The records that follow are to be repeated exactly, in full.

(Record extracts)

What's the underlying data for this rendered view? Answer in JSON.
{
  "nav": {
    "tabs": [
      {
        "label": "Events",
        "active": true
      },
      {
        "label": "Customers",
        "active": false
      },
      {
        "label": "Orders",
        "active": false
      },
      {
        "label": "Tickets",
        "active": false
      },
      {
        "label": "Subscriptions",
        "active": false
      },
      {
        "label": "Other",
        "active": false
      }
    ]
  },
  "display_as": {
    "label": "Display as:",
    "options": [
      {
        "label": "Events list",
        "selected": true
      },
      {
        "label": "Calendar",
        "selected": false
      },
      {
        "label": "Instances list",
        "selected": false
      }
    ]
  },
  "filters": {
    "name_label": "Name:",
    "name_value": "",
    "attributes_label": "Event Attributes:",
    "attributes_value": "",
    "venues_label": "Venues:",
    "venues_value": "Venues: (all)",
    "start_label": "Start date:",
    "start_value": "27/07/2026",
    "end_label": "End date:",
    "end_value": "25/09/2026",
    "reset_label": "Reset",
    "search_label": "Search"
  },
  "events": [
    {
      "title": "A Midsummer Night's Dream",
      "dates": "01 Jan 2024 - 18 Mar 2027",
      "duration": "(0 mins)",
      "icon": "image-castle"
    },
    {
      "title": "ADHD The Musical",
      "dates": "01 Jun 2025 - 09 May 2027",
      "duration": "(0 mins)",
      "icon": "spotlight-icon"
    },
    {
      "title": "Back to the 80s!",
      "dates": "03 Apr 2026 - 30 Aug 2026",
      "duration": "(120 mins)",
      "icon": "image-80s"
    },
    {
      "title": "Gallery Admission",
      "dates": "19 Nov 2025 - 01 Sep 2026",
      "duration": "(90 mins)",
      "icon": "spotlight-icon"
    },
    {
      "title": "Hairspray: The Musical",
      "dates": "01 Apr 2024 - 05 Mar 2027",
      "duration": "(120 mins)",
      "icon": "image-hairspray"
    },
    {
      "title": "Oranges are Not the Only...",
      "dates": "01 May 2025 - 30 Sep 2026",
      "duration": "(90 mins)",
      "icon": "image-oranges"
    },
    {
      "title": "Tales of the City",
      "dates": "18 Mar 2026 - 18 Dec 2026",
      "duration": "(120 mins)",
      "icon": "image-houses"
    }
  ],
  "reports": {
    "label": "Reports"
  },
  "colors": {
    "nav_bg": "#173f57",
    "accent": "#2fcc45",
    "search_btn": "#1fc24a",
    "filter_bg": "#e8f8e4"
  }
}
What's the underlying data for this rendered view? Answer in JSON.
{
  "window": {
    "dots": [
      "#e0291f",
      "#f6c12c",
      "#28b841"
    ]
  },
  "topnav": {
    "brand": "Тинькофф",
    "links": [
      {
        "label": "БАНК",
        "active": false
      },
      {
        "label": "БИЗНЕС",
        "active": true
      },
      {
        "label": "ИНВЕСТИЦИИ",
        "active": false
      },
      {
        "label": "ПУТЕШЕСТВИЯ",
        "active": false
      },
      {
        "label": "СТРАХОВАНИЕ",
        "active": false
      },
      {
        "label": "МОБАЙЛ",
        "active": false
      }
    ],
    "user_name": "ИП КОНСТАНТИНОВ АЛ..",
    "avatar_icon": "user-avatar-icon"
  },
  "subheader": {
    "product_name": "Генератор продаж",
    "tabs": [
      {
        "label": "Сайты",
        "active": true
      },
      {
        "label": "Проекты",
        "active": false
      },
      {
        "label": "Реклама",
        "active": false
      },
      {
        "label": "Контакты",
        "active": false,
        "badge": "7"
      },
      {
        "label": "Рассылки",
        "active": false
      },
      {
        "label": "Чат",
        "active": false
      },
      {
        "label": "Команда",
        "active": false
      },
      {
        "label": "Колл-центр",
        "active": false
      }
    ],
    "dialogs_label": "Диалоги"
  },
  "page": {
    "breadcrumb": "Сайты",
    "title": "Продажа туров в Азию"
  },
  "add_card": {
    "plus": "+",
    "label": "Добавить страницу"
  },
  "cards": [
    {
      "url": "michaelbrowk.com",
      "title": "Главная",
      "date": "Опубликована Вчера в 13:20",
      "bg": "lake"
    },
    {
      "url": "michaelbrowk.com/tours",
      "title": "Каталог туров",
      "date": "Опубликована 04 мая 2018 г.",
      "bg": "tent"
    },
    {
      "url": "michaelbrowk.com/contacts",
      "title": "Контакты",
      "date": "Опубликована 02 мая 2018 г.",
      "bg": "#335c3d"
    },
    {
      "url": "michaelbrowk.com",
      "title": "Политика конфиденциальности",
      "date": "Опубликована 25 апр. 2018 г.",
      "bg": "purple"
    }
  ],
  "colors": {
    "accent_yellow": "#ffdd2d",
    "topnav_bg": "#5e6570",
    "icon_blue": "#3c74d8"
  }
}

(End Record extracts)

## Task result
What's the underlying data for this rendered view? Answer in JSON.
{
  "nav": {
    "tabs": [
      {
        "label": "Events",
        "active": true
      },
      {
        "label": "Customers",
        "active": false
      },
      {
        "label": "Orders",
        "active": false
      },
      {
        "label": "Tickets",
        "active": false
      },
      {
        "label": "Subscriptions",
        "active": false
      },
      {
        "label": "Other",
        "active": false
      }
    ]
  },
  "display_as": {
    "label": "Display as:",
    "options": [
      {
        "label": "Events list",
        "selected": true
      },
      {
        "label": "Calendar",
        "selected": false
      },
      {
        "label": "Instances list",
        "selected": false
      }
    ]
  },
  "filters": {
    "name_label": "Name:",
    "name_value": "",
    "attributes_label": "Event Attributes:",
    "attributes_value": "",
    "venues_label": "Venues:",
    "venues_value": "Venues: (all)",
    "start_label": "Start date:",
    "start_value": "27/07/2026",
    "end_label": "End date:",
    "end_value": "25/09/2026",
    "reset_label": "Reset",
    "search_label": "Search"
  },
  "events": [
    {
      "title": "A Midsummer Night's Dream",
      "dates": "01 Jan 2024 - 18 Mar 2027",
      "duration": "(0 mins)",
      "icon": "image-castle"
    },
    {
      "title": "ADHD The Musical",
      "dates": "01 Jun 2025 - 09 May 2027",
      "duration": "(0 mins)",
      "icon": "spotlight-icon"
    },
    {
      "title": "Back to the 80s!",
      "dates": "03 Apr 2026 - 30 Aug 2026",
      "duration": "(120 mins)",
      "icon": "image-80s"
    },
    {
      "title": "Gallery Admission",
      "dates": "19 Nov 2025 - 01 Sep 2026",
      "duration": "(90 mins)",
      "icon": "spotlight-icon"
    },
    {
      "title": "Hairspray: The Musical",
      "dates": "01 Apr 2024 - 05 Mar 2027",
      "duration": "(120 mins)",
      "icon": "image-hairspray"
    },
    {
      "title": "Oranges are Not the Only...",
      "dates": "01 May 2025 - 30 Sep 2026",
      "duration": "(90 mins)",
      "icon": "image-oranges"
    },
    {
      "title": "Tales of the City",
      "dates": "18 Mar 2026 - 18 Dec 2026",
      "duration": "(120 mins)",
      "icon": "image-houses"
    }
  ],
  "reports": {
    "label": "Reports"
  },
  "colors": {
    "nav_bg": "#173f57",
    "accent": "#2fcc45",
    "search_btn": "#1fc24a",
    "filter_bg": "#e8f8e4"
  }
}
What's the underlying data for this rendered view? Answer in JSON.
{
  "window": {
    "dots": [
      "#e0291f",
      "#f6c12c",
      "#28b841"
    ]
  },
  "topnav": {
    "brand": "Тинькофф",
    "links": [
      {
        "label": "БАНК",
        "active": false
      },
      {
        "label": "БИЗНЕС",
        "active": true
      },
      {
        "label": "ИНВЕСТИЦИИ",
        "active": false
      },
      {
        "label": "ПУТЕШЕСТВИЯ",
        "active": false
      },
      {
        "label": "СТРАХОВАНИЕ",
        "active": false
      },
      {
        "label": "МОБАЙЛ",
        "active": false
      }
    ],
    "user_name": "ИП КОНСТАНТИНОВ АЛ..",
    "avatar_icon": "user-avatar-icon"
  },
  "subheader": {
    "product_name": "Генератор продаж",
    "tabs": [
      {
        "label": "Сайты",
        "active": true
      },
      {
        "label": "Проекты",
        "active": false
      },
      {
        "label": "Реклама",
        "active": false
      },
      {
        "label": "Контакты",
        "active": false,
        "badge": "7"
      },
      {
        "label": "Рассылки",
        "active": false
      },
      {
        "label": "Чат",
        "active": false
      },
      {
        "label": "Команда",
        "active": false
      },
      {
        "label": "Колл-центр",
        "active": false
      }
    ],
    "dialogs_label": "Диалоги"
  },
  "page": {
    "breadcrumb": "Сайты",
    "title": "Продажа туров в Азию"
  },
  "add_card": {
    "plus": "+",
    "label": "Добавить страницу"
  },
  "cards": [
    {
      "url": "michaelbrowk.com",
      "title": "Главная",
      "date": "Опубликована Вчера в 13:20",
      "bg": "lake"
    },
    {
      "url": "michaelbrowk.com/tours",
      "title": "Каталог туров",
      "date": "Опубликована 04 мая 2018 г.",
      "bg": "tent"
    },
    {
      "url": "michaelbrowk.com/contacts",
      "title": "Контакты",
      "date": "Опубликована 02 мая 2018 г.",
      "bg": "#335c3d"
    },
    {
      "url": "michaelbrowk.com",
      "title": "Политика конфиденциальности",
      "date": "Опубликована 25 апр. 2018 г.",
      "bg": "purple"
    }
  ],
  "colors": {
    "accent_yellow": "#ffdd2d",
    "topnav_bg": "#5e6570",
    "icon_blue": "#3c74d8"
  }
}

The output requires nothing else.